(MATERIAL FOR THE TASK Opens)

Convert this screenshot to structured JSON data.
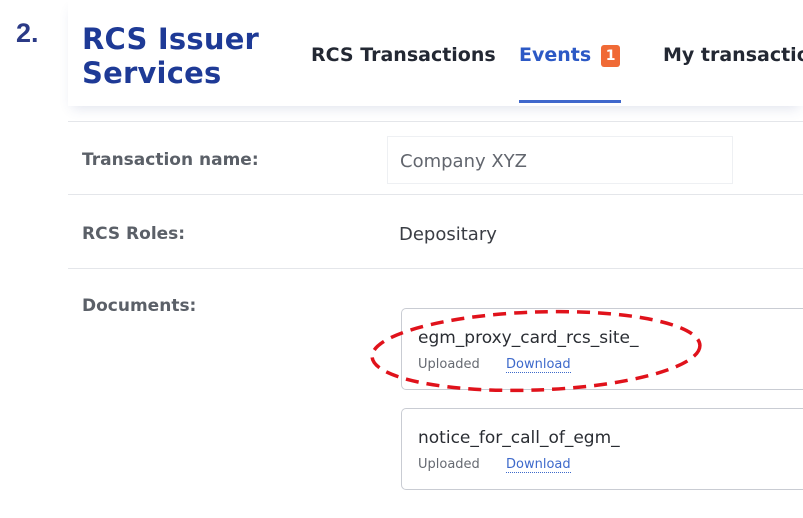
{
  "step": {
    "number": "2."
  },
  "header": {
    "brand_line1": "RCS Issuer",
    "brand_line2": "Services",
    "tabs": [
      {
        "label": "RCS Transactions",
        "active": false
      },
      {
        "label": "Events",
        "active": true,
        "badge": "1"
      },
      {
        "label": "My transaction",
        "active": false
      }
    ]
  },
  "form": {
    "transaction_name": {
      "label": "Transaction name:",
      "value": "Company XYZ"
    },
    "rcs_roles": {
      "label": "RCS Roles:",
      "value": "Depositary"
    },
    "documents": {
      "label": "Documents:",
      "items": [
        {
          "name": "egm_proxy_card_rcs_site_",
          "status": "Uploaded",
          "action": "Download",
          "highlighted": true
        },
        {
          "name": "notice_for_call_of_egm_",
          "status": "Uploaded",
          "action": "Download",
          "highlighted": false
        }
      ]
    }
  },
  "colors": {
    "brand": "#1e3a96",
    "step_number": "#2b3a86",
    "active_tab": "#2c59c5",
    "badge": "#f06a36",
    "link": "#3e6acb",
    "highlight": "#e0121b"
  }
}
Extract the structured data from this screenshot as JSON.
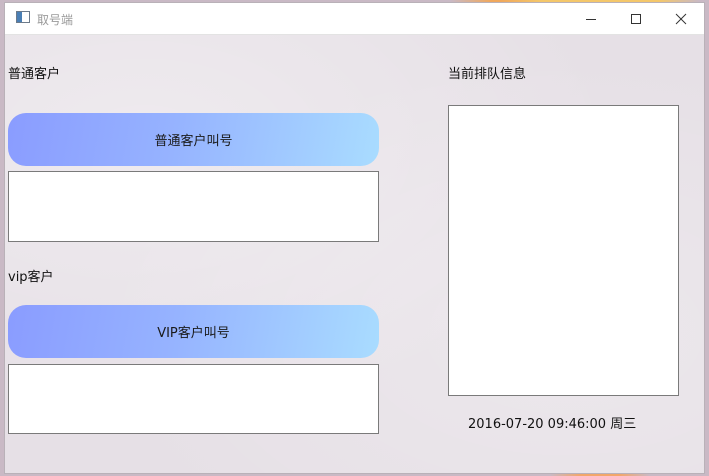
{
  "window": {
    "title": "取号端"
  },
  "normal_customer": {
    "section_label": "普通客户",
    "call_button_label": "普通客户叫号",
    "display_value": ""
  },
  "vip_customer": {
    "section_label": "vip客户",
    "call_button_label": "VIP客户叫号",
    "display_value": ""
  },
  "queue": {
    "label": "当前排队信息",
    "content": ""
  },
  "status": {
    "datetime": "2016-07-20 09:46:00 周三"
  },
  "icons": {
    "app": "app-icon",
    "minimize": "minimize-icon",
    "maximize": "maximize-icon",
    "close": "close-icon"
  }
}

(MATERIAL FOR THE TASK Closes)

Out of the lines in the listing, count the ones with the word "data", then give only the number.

EXPECTED ANSWER - 2